On our 2G and 3G devices, a list of APNs is stored in device FW. When a SIM is inserted, it reports its IMSI - International Mobile Subscriber Identity. Then if there is an APN against this IMSI this is used and the device can join the network. If the right APN isn't in the list, it needs to be set. This can be done via SMS easily on 2G and 3G, as SMSes can be received even if the device isn't connected to the network.
On our 4G devices, we also have the Auto-APN feature, where a device will automatically detect the settings to use. Typically most devices come online with most SIMs without any input. On top of this, when specific SIM cards are detected, we apply the best possible modem settings (as advised by the mobile networks) to allow for the best connection speeds. However not every network is the same, and sometimes APNs and network settings need to be applied manually.
4G networks networks use a flat architecture where all communication is sent via the data network - so the device must be online to receive an SMS. This makes setting an APN directly via SMS impossible! We have developed other methods to achieve this which are covered here:
4G APN - How do I set the APN so I can get connected to the network?
The issue is that if you do not have access to the device and it won't connect - settings can't be changed to rectify the situation without retrieving the device. This can make roaming difficult. The solution is to test thoroughly!
Roaming on LTE-M and NB-IoT - Do DM devices roam?

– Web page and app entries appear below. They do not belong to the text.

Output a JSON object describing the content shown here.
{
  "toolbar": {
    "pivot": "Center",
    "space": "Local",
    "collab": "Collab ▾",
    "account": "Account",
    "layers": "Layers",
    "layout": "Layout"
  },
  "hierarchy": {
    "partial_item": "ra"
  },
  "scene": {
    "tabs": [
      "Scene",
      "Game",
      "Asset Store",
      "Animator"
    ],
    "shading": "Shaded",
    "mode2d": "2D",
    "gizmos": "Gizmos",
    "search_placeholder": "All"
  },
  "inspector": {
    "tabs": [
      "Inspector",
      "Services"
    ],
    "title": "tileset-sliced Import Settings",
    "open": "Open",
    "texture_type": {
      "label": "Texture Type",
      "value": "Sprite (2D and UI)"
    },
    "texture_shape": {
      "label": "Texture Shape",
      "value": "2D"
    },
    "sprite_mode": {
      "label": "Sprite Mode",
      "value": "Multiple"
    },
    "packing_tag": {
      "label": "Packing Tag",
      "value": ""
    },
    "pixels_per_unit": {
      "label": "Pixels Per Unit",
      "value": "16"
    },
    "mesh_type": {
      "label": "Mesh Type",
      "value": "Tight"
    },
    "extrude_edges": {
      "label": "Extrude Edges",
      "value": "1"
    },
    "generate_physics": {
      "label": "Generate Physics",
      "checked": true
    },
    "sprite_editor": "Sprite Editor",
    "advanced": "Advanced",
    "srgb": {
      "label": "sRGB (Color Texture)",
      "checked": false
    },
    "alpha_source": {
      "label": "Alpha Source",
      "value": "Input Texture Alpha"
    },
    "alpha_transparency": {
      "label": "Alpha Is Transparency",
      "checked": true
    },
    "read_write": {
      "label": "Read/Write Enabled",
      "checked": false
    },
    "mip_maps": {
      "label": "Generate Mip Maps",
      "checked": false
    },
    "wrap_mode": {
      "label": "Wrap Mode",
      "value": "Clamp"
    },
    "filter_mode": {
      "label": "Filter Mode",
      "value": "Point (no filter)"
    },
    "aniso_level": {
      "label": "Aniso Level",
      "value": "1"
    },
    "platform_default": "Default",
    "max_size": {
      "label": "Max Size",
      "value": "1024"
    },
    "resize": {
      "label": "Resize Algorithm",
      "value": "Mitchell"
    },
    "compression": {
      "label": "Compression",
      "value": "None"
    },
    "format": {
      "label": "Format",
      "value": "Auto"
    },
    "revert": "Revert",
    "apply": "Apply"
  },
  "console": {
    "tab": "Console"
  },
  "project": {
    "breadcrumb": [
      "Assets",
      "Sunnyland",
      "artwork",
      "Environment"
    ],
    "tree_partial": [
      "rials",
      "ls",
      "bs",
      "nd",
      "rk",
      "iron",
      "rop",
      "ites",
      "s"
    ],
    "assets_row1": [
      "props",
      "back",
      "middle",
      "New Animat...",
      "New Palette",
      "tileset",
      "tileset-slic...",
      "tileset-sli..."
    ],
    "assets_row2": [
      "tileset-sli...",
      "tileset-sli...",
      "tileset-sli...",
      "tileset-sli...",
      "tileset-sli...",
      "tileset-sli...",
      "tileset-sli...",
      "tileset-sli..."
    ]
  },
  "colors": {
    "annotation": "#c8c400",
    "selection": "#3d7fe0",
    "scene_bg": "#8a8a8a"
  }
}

Digital Matter devices are able to roam between countries and join different networks. There is nothing specific to the device which will enable/prevent this. It is typically down to whether or not the SIM card in the device can successfully attach to various networks in different countries. That being said, there are some issues with roaming.
1. Rollout of 4G Networks
There are still many countries around the world (particularly developing countries) which do not have 4G LTE-M or NB-IoT coverage, and may not for some time.
On top of this, given how new the networks are, many operators are still getting roaming agreements in place. 2G and 3G networks have been long established so this has all been put in place.
More and more 4G LTE-M/NB-IoT enabled roaming SIM cards are becoming available as time progresses.
2. Network settings
While a SIM card may be able to roam to multiple countries and use networks in these locations, the specific mobile networks may require advanced or specific configuration in regards to what APN is set, and what LTE bands the devices connect on. This is hard to manage if each country requires a different set up, as then we cannot use the same set up to ensure connectivity is maintained in all countries.
In general, it is a good idea to set the APN explicitly in parameters for a roaming SIM - even if it can get online without doing so - 4G APN - How do I set the APN to connect to the network?
3. Roaming SIM Battery Life Impact.
Some roaming SIM cards trigger the device to regularly turn on it's modem, and scan for extended periods of time to search for a 'home' network. This is a setting set on the SIM, and can't be worked around/turned off via device parameters.
These scans significantly increase battery drain. With some worst-case examples using approximately 10% of device battery per month, just on the SIM-controlled network scanning. Some SIM cards are better 'behaved' than others and do not cause excessive battery drain.
See Roaming SIM Cards - Battery Life Impact for details including results of SIM cards we have tested.
So what's the bottom line?
- If roaming on 4G is required, you must ensure there is a 4G network available in all countries the device may end up.
- Avoid roaming SIM cards which cause excessive device battery drain.